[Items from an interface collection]
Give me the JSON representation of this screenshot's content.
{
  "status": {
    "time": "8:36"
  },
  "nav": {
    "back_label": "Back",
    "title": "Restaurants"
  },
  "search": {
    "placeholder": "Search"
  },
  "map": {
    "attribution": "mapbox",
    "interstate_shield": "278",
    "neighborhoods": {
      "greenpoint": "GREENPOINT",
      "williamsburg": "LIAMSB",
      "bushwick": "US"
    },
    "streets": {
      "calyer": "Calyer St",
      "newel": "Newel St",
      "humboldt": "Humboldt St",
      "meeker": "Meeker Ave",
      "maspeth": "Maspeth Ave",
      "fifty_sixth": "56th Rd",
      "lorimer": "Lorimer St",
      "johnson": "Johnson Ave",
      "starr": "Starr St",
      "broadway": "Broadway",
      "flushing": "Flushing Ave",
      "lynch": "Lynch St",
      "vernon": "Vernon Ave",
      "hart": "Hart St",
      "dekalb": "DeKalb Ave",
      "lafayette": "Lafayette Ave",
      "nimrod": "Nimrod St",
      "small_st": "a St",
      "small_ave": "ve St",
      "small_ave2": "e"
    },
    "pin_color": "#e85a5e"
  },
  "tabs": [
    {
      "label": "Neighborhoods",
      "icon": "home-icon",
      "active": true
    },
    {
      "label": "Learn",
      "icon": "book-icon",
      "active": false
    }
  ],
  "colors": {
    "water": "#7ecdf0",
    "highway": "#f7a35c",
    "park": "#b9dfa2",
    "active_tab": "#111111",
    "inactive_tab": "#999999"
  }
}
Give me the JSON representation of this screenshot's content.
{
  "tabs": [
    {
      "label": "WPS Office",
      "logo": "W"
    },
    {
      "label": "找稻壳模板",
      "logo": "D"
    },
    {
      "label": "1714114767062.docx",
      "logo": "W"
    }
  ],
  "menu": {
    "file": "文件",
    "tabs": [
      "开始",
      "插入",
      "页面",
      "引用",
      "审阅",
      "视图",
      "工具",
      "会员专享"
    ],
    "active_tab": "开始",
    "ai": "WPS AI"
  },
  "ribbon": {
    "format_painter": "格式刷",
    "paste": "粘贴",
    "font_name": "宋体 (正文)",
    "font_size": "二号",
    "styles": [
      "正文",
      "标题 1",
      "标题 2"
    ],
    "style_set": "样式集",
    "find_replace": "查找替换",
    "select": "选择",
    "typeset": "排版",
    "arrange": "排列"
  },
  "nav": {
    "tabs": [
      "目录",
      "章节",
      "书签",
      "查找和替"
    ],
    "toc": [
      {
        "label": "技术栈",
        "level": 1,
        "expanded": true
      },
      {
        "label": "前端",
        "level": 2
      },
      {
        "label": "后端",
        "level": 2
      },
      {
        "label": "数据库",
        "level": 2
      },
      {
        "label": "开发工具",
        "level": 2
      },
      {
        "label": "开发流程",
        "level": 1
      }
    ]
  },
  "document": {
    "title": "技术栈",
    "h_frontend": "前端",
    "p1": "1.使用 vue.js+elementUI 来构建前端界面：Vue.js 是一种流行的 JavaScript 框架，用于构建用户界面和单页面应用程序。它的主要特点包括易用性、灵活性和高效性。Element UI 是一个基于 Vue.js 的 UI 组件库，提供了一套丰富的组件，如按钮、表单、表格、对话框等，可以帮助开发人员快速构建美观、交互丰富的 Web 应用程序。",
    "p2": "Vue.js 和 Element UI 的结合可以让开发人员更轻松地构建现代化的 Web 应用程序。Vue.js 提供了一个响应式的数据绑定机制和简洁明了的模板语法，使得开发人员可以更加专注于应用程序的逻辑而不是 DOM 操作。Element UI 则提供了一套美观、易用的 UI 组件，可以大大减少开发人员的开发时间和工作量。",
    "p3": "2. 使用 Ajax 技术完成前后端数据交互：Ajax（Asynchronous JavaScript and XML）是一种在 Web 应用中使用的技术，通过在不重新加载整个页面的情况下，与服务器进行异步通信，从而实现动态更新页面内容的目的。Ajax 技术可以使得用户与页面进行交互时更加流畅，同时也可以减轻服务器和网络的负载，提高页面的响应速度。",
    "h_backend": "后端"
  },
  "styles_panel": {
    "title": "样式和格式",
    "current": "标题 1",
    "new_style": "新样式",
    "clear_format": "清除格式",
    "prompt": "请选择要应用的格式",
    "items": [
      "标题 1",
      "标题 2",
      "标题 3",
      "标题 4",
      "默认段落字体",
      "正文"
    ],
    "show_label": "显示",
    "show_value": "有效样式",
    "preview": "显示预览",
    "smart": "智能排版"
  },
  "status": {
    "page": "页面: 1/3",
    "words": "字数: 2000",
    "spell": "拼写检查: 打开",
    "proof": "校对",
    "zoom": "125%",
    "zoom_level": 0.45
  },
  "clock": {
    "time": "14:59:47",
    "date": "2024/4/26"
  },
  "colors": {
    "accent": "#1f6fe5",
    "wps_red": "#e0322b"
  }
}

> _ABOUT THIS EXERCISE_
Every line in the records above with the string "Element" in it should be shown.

> _TASK SOLUTION_
    "p1": "1.使用 vue.js+elementUI 来构建前端界面：Vue.js 是一种流行的 JavaScript 框架，用于构建用户界面和单页面应用程序。它的主要特点包括易用性、灵活性和高效性。Element UI 是一个基于 Vue.js 的 UI 组件库，提供了一套丰富的组件，如按钮、表单、表格、对话框等，可以帮助开发人员快速构建美观、交互丰富的 Web 应用程序。",
    "p2": "Vue.js 和 Element UI 的结合可以让开发人员更轻松地构建现代化的 Web 应用程序。Vue.js 提供了一个响应式的数据绑定机制和简洁明了的模板语法，使得开发人员可以更加专注于应用程序的逻辑而不是 DOM 操作。Element UI 则提供了一套美观、易用的 UI 组件，可以大大减少开发人员的开发时间和工作量。",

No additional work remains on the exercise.